March 24, 2018 Open Religion No Comments

In a world replete with separate religions, that what overlaps-in-depth may show a way towards Open Religion.

Being an adherent of one specific religion at the principled exclusion of others, is definitely not open. ‘Inter-religious dialogue’ is in many cases just a kindly disguised way to (non-)accept each other for some specific common goal. We need to go much further.

Many religions as they show themselves nowadays are just incompatible with one another.

Yet the incompatibilities are present mainly at the concrete level, where for instance a particular book shows what God might have said to a concrete person at a specific time and place. At the deeper level, a core of religion goes beyond such concreteness.

Into fuzziness, and that’s OK.

Think about it. When someone says ‘I believe in God,’ then what does that person really mean with ‘I’, with ‘to believe’, with ‘God’? The more you go into these concepts, the more you see that they are fuzzy not just in how people use the terms, but in essence. A historical consequence is that people misunderstand each other (and themselves). A better goal would be that people look into the fuzziness itself and, right at its core, into the possibility to understand each other beyond concepts.

This is pure poetry.

There is a long and winding and gradual road towards it.

Open Religion may be defined now as the religious experience(s) of someone who, even while being a ‘believer’ or ‘adherent’ or ‘practitioner’ of a specific religion, nevertheless deeply feels that its core is essentially the same as the core of other religions. Open Religion is the principled stance of someone who can let himself meaningfully flow into any specific religion, without being an ‘adherent’ of that specific one, or even of any one. For instance by going to a Hindu temple for a month and quite deeply experiencing a Hindu mindstyle. This may also be for a day or a year, or just a few moments.

The openness of Open Religion is not a flip-flop because ‘religious belief’ itself is mainly a deep experience.

In deep friendliness, there is a gentle slope from closed to open religion. A central assumption of Open Religion is: a person can be an adherent of any specific religion in a closed way, then gradually become more open without losing anything of what it is all really about. This should not be seen as becoming less religious.

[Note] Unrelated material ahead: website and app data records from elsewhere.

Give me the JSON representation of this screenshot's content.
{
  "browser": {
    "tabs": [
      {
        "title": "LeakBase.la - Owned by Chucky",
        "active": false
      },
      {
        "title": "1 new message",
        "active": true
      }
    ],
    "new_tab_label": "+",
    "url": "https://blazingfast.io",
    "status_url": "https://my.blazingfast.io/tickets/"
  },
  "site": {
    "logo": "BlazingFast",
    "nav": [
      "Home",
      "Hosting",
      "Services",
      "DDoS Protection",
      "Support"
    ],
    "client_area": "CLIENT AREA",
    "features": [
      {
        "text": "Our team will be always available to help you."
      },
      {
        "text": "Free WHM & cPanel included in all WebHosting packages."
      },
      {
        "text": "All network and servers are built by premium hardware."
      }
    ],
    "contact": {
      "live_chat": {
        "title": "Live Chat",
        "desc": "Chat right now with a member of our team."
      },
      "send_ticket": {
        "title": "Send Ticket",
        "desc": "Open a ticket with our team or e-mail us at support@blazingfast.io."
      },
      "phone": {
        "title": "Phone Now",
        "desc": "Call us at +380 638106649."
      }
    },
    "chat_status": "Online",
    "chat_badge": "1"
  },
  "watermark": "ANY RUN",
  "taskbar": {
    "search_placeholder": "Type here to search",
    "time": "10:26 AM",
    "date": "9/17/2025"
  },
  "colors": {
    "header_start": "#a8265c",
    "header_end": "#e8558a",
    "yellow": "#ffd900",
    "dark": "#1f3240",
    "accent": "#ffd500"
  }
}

One can still respect the own tradition, deepening it even, at the same time seeing other traditions as equally worthy. This way, inter-religious dialogue can be held at the right level, which is the deepest possible level.

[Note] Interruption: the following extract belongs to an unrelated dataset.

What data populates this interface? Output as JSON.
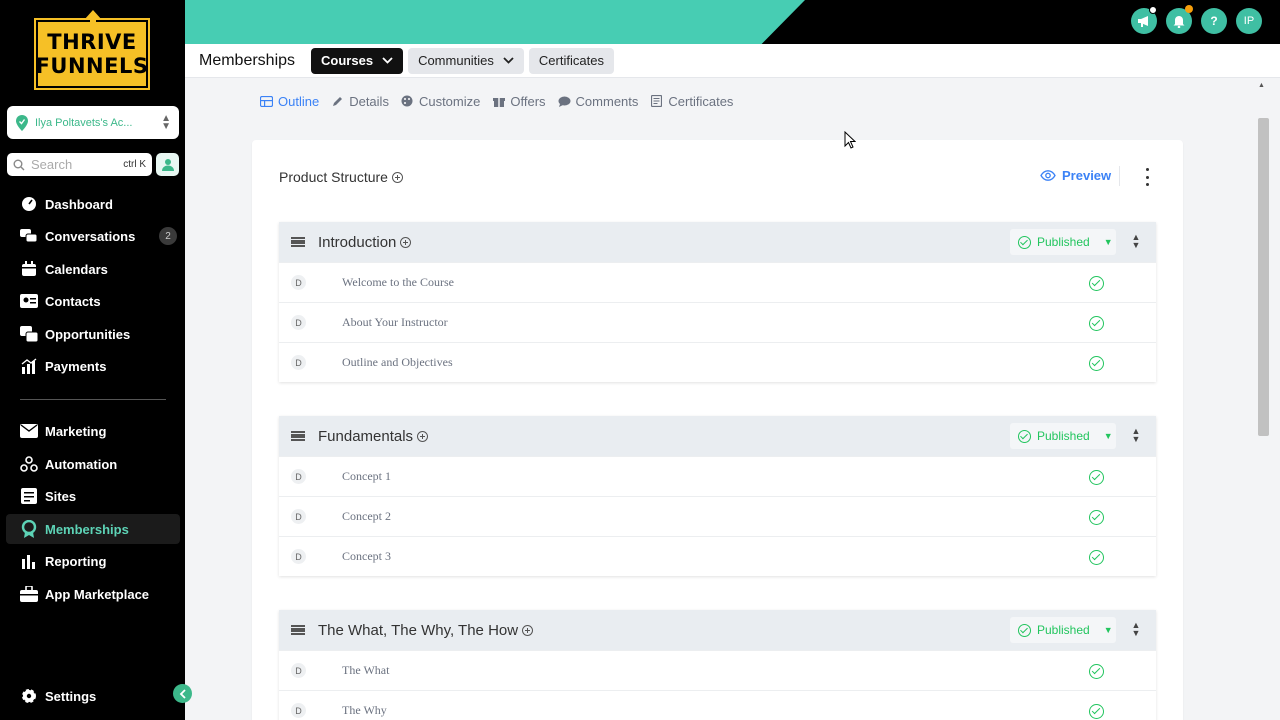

Abruptly abandoning one’s tradition may be throwing away too much.

Embracing an open view in an Open Religious way keeps alive the religious experience which is immensely gratifying and worthwhile to many. This experience may be strong enough to enable one to let go and just see what happens on the gentle slope towards… no one concretely knows.

Might it be ‘God’?

Please follow and like us:
Follow by Email

Related Posts

Symbols and Signs

A sign is horizontal. A symbol is vertical. There is a lot of confusion about this. A traffic light is a sign. If the light is red, you know what that sign-ifies. A sign is always simple: A points to B. A à B In the mind, A is the mental concept that we can Read the full article…

Everyday Mysticism

This doesn’t downgrade mysticism to everyday. It upgrades everyday to mysticism. Every day, fleeting moments of mysticism For example, a sense of deep wonder or awe for a beautiful sunrise, in the train from Antwerp to Brussels. For example, a beautiful song that carries me (much) further than usual. For example, a shared insight during Read the full article…

51. Jesus! What do you think of all these stigmata?

“I have it in the palm of my hand… I used to have not the least sign of a wound. Then the lord Jesus came to me and blessed me with these signs of His own passion. Now I have the same signs as He had after being nailed on the cross.” ◊◊◊ What should Read the full article…